(DATA)
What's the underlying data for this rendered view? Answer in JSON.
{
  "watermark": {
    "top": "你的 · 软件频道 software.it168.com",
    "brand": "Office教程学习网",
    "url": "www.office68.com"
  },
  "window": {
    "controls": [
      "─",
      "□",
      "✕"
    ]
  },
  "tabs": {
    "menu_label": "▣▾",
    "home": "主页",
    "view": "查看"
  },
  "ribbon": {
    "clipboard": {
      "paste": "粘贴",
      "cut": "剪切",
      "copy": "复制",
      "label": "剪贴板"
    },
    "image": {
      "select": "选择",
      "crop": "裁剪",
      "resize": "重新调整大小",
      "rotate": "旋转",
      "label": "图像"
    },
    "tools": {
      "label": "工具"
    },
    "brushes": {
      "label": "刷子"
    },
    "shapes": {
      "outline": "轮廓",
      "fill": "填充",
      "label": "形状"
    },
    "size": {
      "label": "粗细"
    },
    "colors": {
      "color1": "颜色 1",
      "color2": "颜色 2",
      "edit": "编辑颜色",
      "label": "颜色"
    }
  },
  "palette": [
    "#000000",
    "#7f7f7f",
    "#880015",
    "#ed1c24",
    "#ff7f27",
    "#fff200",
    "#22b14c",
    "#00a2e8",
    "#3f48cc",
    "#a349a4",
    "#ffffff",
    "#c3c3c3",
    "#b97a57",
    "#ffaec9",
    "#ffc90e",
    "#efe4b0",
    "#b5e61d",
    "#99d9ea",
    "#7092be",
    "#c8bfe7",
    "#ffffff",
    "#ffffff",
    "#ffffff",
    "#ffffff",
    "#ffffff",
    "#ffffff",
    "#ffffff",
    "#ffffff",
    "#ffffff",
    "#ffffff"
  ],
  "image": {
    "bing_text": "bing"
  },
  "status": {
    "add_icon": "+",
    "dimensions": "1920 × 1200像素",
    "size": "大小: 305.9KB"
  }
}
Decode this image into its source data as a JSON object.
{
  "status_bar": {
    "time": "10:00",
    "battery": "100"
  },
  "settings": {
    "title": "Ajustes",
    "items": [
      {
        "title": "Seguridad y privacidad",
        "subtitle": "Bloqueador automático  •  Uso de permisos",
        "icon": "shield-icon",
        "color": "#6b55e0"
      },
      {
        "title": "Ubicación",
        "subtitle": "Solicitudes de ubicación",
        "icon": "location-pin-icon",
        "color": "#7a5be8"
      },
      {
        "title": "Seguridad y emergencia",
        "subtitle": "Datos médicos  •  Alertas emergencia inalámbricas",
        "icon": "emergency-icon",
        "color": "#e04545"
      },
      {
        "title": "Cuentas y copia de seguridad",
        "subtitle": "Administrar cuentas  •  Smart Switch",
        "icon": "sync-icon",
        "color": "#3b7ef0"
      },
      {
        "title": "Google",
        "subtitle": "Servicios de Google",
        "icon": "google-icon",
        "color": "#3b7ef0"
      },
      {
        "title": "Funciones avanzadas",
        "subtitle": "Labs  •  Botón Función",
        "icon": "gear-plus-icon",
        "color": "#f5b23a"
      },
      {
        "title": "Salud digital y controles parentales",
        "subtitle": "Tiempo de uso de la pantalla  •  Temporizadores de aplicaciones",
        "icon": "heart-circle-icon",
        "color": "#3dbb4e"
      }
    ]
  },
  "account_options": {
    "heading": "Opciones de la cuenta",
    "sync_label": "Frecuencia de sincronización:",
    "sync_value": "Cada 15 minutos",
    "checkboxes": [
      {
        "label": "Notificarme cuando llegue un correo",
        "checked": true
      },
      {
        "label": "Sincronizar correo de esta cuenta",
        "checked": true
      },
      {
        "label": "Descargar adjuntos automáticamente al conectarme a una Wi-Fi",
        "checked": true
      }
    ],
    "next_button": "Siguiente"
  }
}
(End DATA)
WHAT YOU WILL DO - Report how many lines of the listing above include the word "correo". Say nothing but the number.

COMPLETED TASK - 2